Page and application data records:
# # # #

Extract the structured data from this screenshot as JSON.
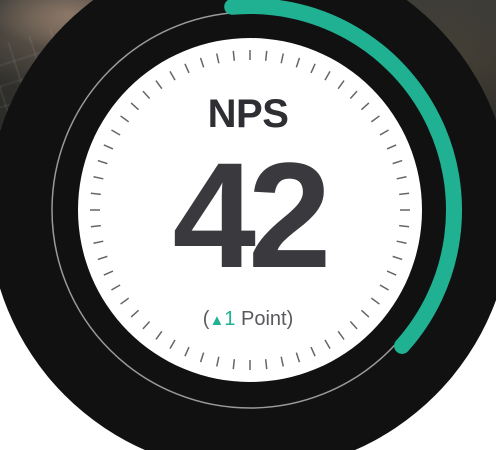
{
  "gauge": {
    "title": "NPS",
    "value": "42",
    "change_open": "(",
    "change_arrow": "▲",
    "change_value": "1",
    "change_unit": " Point)",
    "fill_fraction": 0.38,
    "colors": {
      "accent": "#1fb191",
      "ring": "#111111",
      "face": "#ffffff",
      "text": "#3a3a3e"
    }
  }
}
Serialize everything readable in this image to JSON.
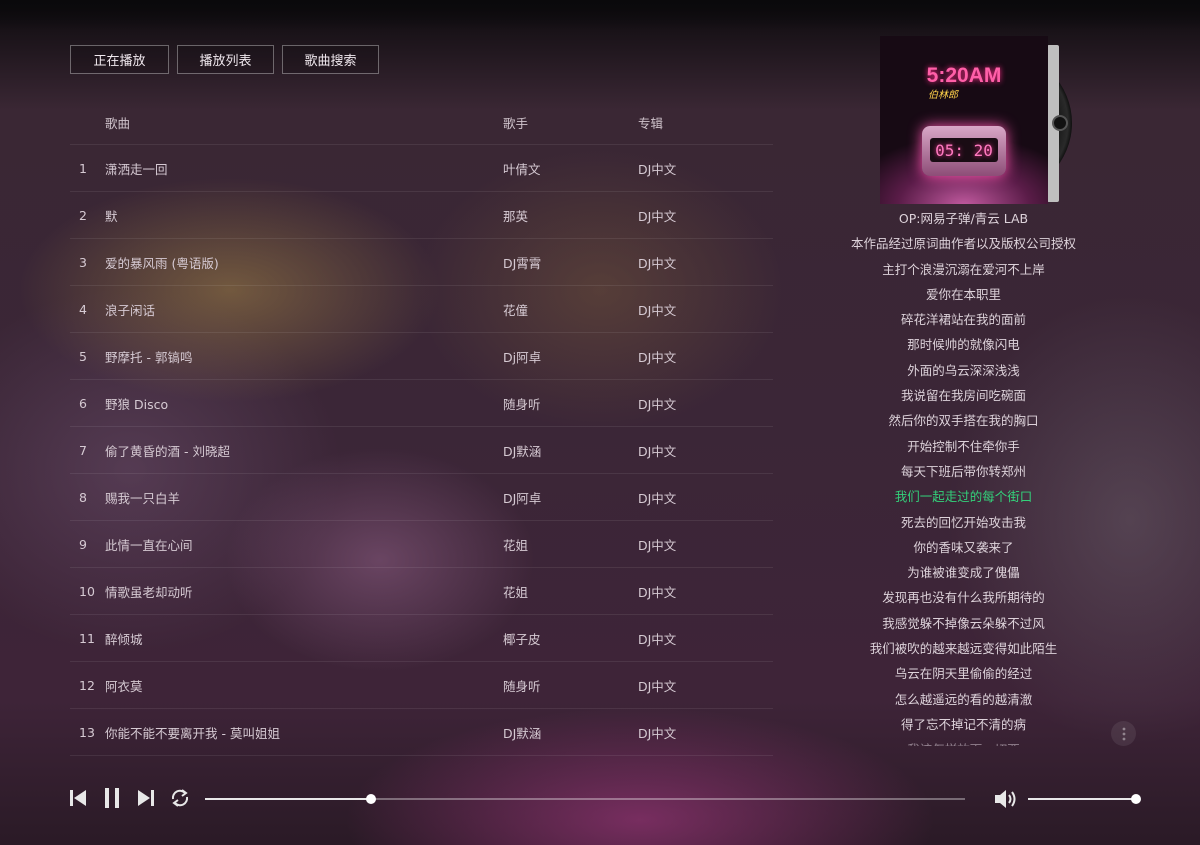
{
  "tabs": [
    "正在播放",
    "播放列表",
    "歌曲搜索"
  ],
  "columns": {
    "song": "歌曲",
    "artist": "歌手",
    "album": "专辑"
  },
  "songs": [
    {
      "num": "1",
      "title": "潇洒走一回",
      "artist": "叶倩文",
      "album": "DJ中文"
    },
    {
      "num": "2",
      "title": "默",
      "artist": "那英",
      "album": "DJ中文"
    },
    {
      "num": "3",
      "title": "爱的暴风雨 (粤语版)",
      "artist": "DJ霄霄",
      "album": "DJ中文"
    },
    {
      "num": "4",
      "title": "浪子闲话",
      "artist": "花僮",
      "album": "DJ中文"
    },
    {
      "num": "5",
      "title": "野摩托 - 郭镐鸣",
      "artist": "Dj阿卓",
      "album": "DJ中文"
    },
    {
      "num": "6",
      "title": "野狼 Disco",
      "artist": "随身听",
      "album": "DJ中文"
    },
    {
      "num": "7",
      "title": "偷了黄昏的酒 - 刘晓超",
      "artist": "DJ默涵",
      "album": "DJ中文"
    },
    {
      "num": "8",
      "title": "赐我一只白羊",
      "artist": "DJ阿卓",
      "album": "DJ中文"
    },
    {
      "num": "9",
      "title": "此情一直在心间",
      "artist": "花姐",
      "album": "DJ中文"
    },
    {
      "num": "10",
      "title": "情歌虽老却动听",
      "artist": "花姐",
      "album": "DJ中文"
    },
    {
      "num": "11",
      "title": "醉倾城",
      "artist": "椰子皮",
      "album": "DJ中文"
    },
    {
      "num": "12",
      "title": "阿衣莫",
      "artist": "随身听",
      "album": "DJ中文"
    },
    {
      "num": "13",
      "title": "你能不能不要离开我 - 莫叫姐姐",
      "artist": "DJ默涵",
      "album": "DJ中文"
    }
  ],
  "cover": {
    "title": "5:20AM",
    "subtitle": "伯林郎",
    "clock": "05: 20"
  },
  "lyrics": [
    "OP:网易子弹/青云 LAB",
    "本作品经过原词曲作者以及版权公司授权",
    "主打个浪漫沉溺在爱河不上岸",
    "爱你在本职里",
    "碎花洋裙站在我的面前",
    "那时候帅的就像闪电",
    "外面的乌云深深浅浅",
    "我说留在我房间吃碗面",
    "然后你的双手搭在我的胸口",
    "开始控制不住牵你手",
    "每天下班后带你转郑州",
    "我们一起走过的每个街口",
    "死去的回忆开始攻击我",
    "你的香味又袭来了",
    "为谁被谁变成了傀儡",
    "发现再也没有什么我所期待的",
    "我感觉躲不掉像云朵躲不过风",
    "我们被吹的越来越远变得如此陌生",
    "乌云在阴天里偷偷的经过",
    "怎么越遥远的看的越清澈",
    "得了忘不掉记不清的病",
    "我该怎样放下一切西"
  ],
  "active_lyric_index": 11,
  "player": {
    "progress": 0.218,
    "volume": 1.0
  }
}
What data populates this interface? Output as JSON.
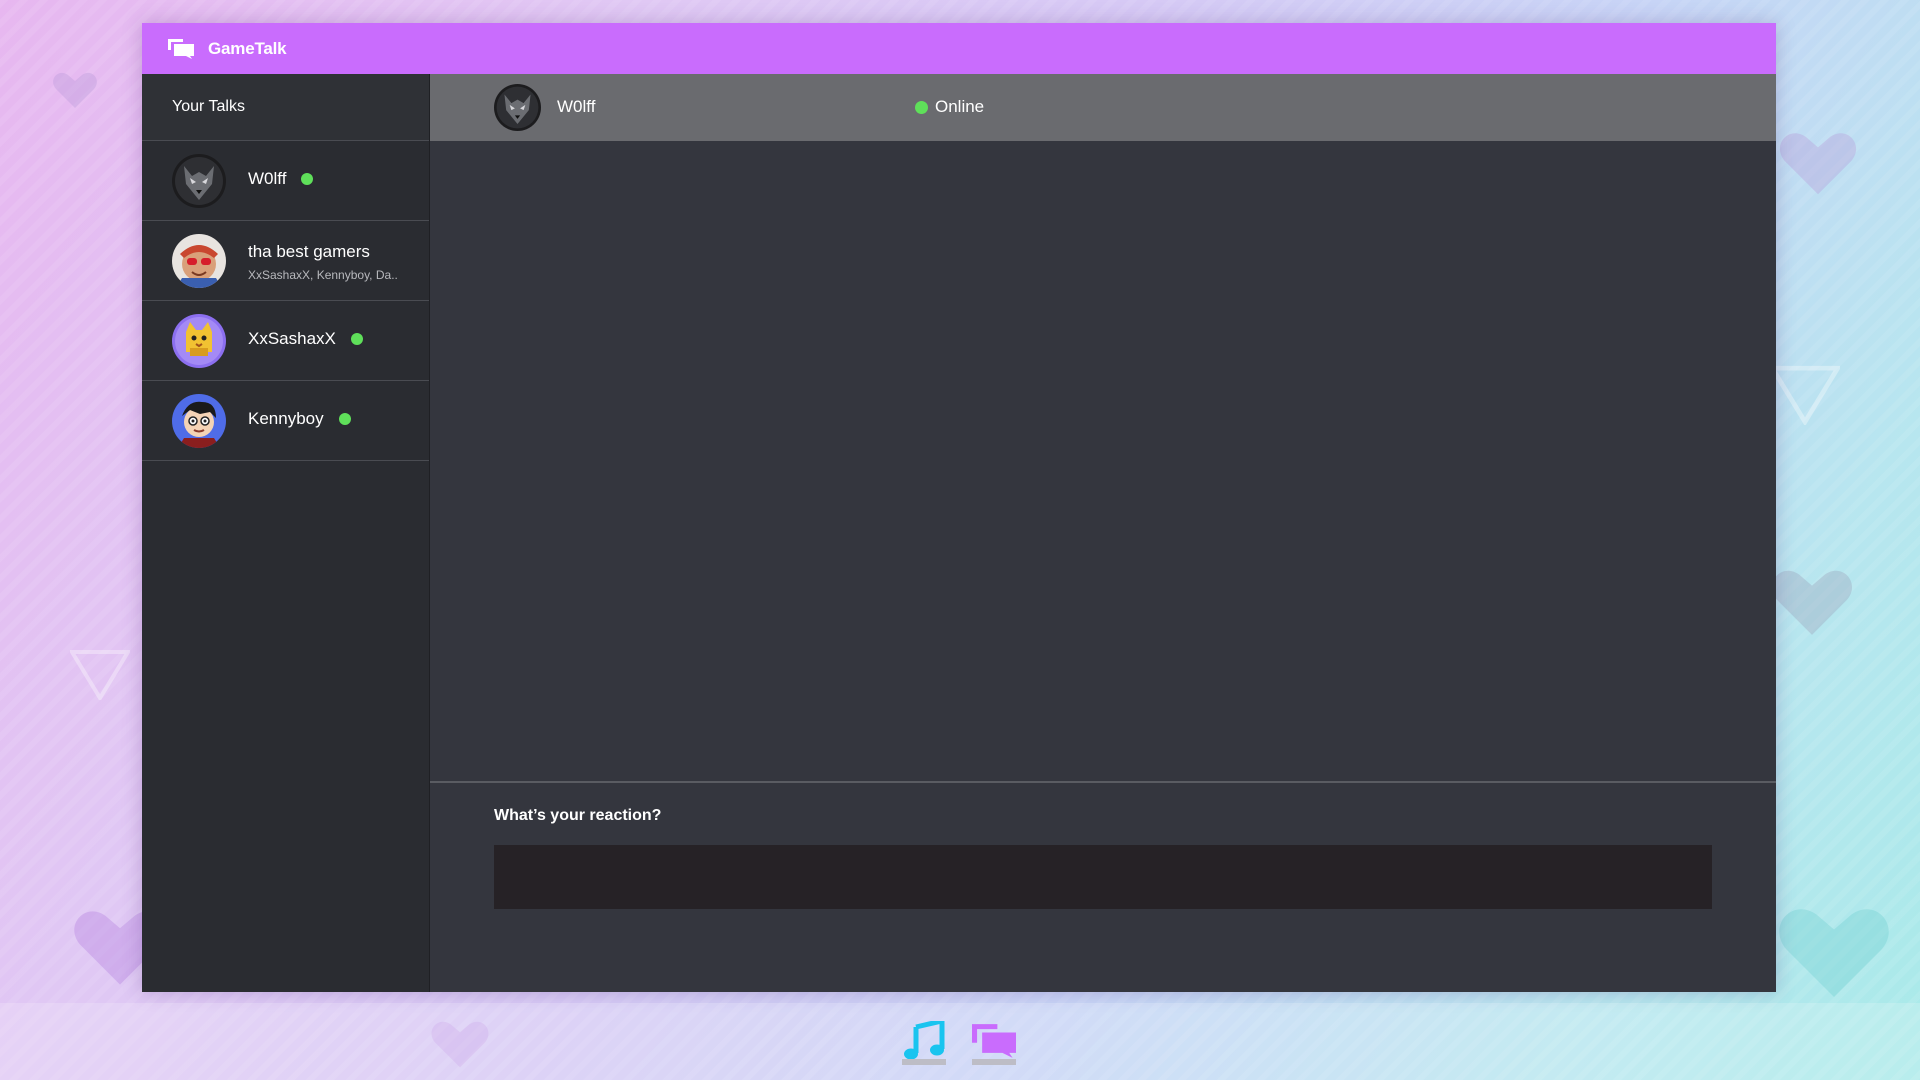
{
  "app": {
    "title": "GameTalk",
    "accent_color": "#c96cfd",
    "online_color": "#5fe05a"
  },
  "sidebar": {
    "header": "Your Talks",
    "items": [
      {
        "name": "W0lff",
        "online": true,
        "avatar": "wolf-avatar"
      },
      {
        "name": "tha best gamers",
        "members": "XxSashaxX, Kennyboy, Da..",
        "online": false,
        "avatar": "group-avatar"
      },
      {
        "name": "XxSashaxX",
        "online": true,
        "avatar": "cat-avatar"
      },
      {
        "name": "Kennyboy",
        "online": true,
        "avatar": "cartoon-boy-avatar"
      }
    ]
  },
  "chat": {
    "name": "W0lff",
    "status": "Online",
    "composer_label": "What’s your reaction?",
    "composer_value": ""
  },
  "taskbar": {
    "items": [
      {
        "icon": "music-note-icon",
        "color": "#19c4ef"
      },
      {
        "icon": "chat-bubbles-icon",
        "color": "#c96cfd"
      }
    ]
  }
}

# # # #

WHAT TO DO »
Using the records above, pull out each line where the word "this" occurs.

FINISHED EXERCISE »
Extract the structured data from this screenshot as JSON.
Serialize everything readable in this image to JSON.
What data populates this interface? Output as JSON.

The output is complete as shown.